Arthur D. Bishop, the Illinois Department of Children and Family Services's (DCFS) new director, pleaded guilty to a misdemeanor theft charge back in 1995 for allegedly pocketing money from clients at a West Side mental health center where he had previously worked.
Bishop worked at the Bobby E. Wright Comprehensive Community Mental Health Center from 1986 to 1993. As a substance abuse counselor at the center, Bishop reportedly collected more than $9,000 from patients between May 5, 1992 and July 23, 1993 and did not give the money to the agency.
He had faced a felony theft charge but pleaded guilty to a lesser misdemeanor theft charge in 1995. The Chicago Sun-Times and WBEZ jointly reported that Bishop did not have to pay restitution, but he was was sentenced to a year of conditional discharge.
Bishop was hired on as a case worker at DCFS in 1995 and later became the agency's deputy director. In August 2010, Bishop became director of the Illinois Department of Juvenile Justice. Quinn then tapped Bishop to head DCFS last year following the death of the agency's former director Richard H. Calica, who died of cancer in December.
While previously serving as DCFS's deputy director in 2003, Bishop was also tangled up in a paternity case, records show. Yolanda O’Connor filed a paternity case against Bishop in 2003, claiming that he was the father of her daughter Erica Bishop, who was 17 at the time. Bishop maintained that he had never met Erica and that he was unaware O'Connor believed he was her father until the paternity case was filed.
O'Connor was seeking back child support, but a judge denied that request. Instead, O'Connor received a $4,175 judgment.
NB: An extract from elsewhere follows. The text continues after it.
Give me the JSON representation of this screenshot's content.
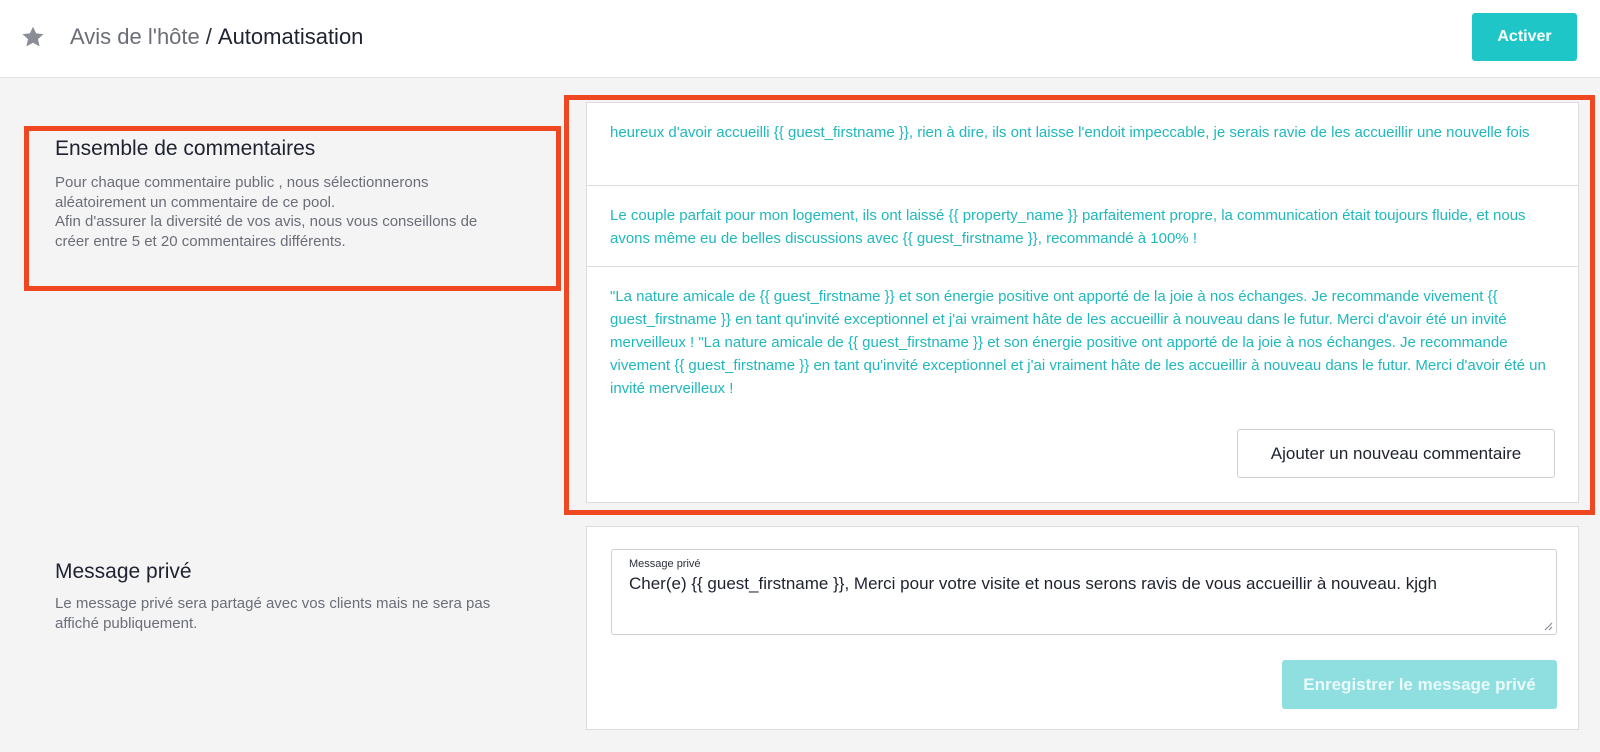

The deal also included health care coverage for Erica until she turned 18, according to the two news organizations.
Karen Hawkins, a DCFS spokeswoman, said the agency believes "it’s inappropriate to raise decades-old issues that have long been resolved and have nothing to do with his performance as director.”
DCFS has come under scrutiny following investigative reports from the Sun-Times and WBEZ that raised concerns about child-abuse and neglect death cases in the state.
Quinn's press secretary Brooke Anderson noted that the governor appointed Bishop "because of his decades of excellent work and respected leadership at the Departments of Juvenile Justice and Children and Family Services.”
“The governor feels he has the right experience to lead this very difficult agency,” Anderson added.
Click through for the full report from the Sun-Times and WBEZ.